Byrne circa 2018 is a far-out impresario who makes intriguing solo albums on the side but makes his most profound statements in the medium of spectacle. The Imelda musical. The tour with St. Vincent for their collaborative album, Love This Giant. The oddly and profoundly moving Contemporary Color, the live event Byrne staged in Brooklyn at the Barclays Center in 2015, which featured high school color-guard teams from around the country doing synchronized flag-and-saber dance routines to live music by Dev Hynes, Nelly Furtado, and tUnE-yArDs.
Later, watch Bill and Turner Ross's documentary about this event, Contemporary Color, an earnest but uncorny celebration of athleticism as art as a model for humane democracy. Byrne appears only briefly as a performer and mostly as a ringmaster, striding determinedly around backstage in a V-neck sweater, looking like Mister Rogers had he done acid in the '60s. Think about the ad hoc utopia created inside the Barclays Center for the length of this concert, and how maybe this is the most useful thing a rock person with a platform can do right now.
Fly home. Read the full text of William Blake's “Jerusalem.” Note that while Blake may be surrounded by the industrial age's “dark Satanic Mills,” he ends the poem vowing not to lay down his sword or “cease from Mental Fight” until “we have built Jerusalem, / In England's green & pleasant Land.”
Consider this in light of Byrne's current projects. If there's a unifying message in all of it, maybe it's that optimism isn't a force field or a mood elevator. It's a practice, a kind of daily workout, a mental fight. You can choose to crawl in a hole and glumly refresh Twitter. Or you can start bookmarking stories in which some small piece of society isn't burning down and actually seems to be working. Maybe you go out into the world with that, tell everyone you can. Sing a few songs about donkey dicks while you're at it.

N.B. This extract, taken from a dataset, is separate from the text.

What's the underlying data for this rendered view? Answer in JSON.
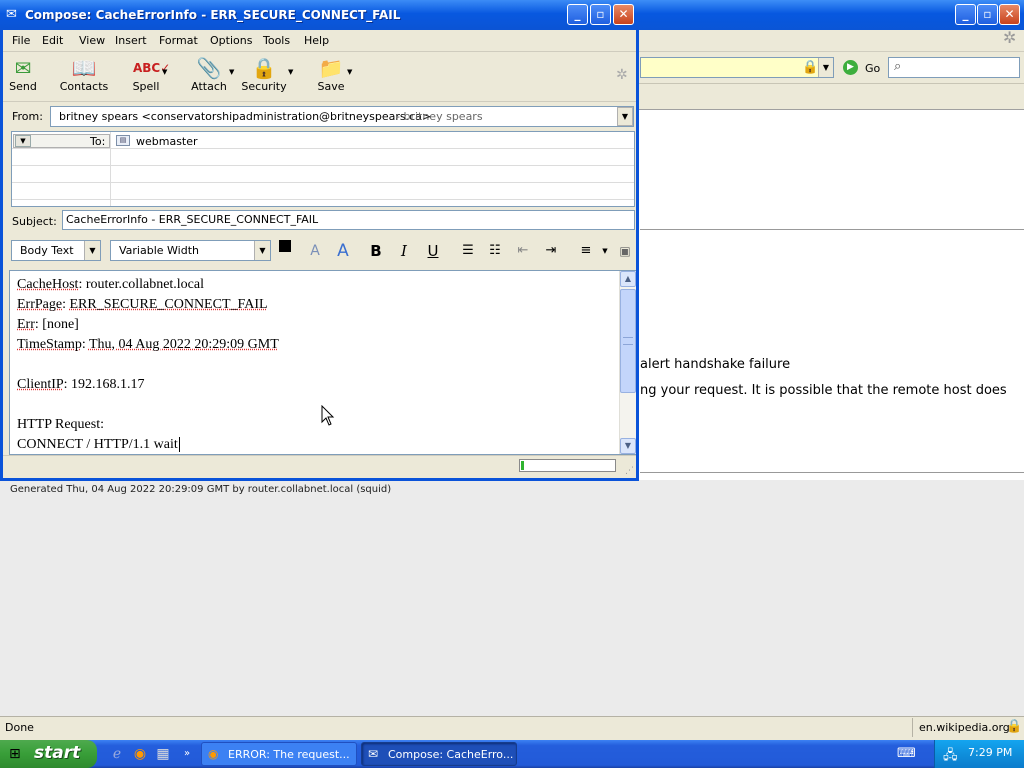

It is, among other things, a living. It is literally a living: One of the many things Byrne's How Music Works explains is how he makes money off his records. There are some convincing charts. It boils down to making albums cheaply and involving a record label as late in the process as possible, if at all. It helps that Byrne has writing credit, often sole writing credit, on all those Talking Heads songs that have never gone anywhere; his old stuff gets up and goes to work on his behalf on jukeboxes and restaurant playlists every day.
Whether American Utopia will even dent the Zeitgeist is hard for Byrne to predict, or maybe just hard for him to care about. These are the kinds of songs he's making now. If the David Byrne speaking through them is more difficult for some people to project themselves onto than the skinny, rattled guy with the pocket full of Thorazine, he can do no more about that than he can about tomorrow's weather.
“I think I write better melodies now than I used to. But in some ways I also realize”—he laughs—“that that doesn't matter.”
Request clarification on this last point.
“Better for who?” Byrne says. “I might enjoy singing more. I might find it more emotional to sing a melody I've written recently. But then I think about ‘Psycho Killer,’ which is a very simple melody. And I realize, ‘Okay, just because you think you've improved doesn't mean you're necessarily going to connect with more people.’ Not always. Sometimes, yes, but not always.”
Like everybody else, he lives in a world where Talking Heads never went away. There are worse albatrosses. It doesn't stop him from eating at the kind of restaurant where there's always a Talking Heads song or two on the playlist—maybe even “Psycho Killer,” a song he wrote in his college apartment, before he had a famous band or a New York address. Usually when it happens his mind is elsewhere. He's thinking about bike racks or how he's never been to Uzbekistan. Somebody else at the table has to direct his attention to the music, pointing up at the speaker.
David, that's you.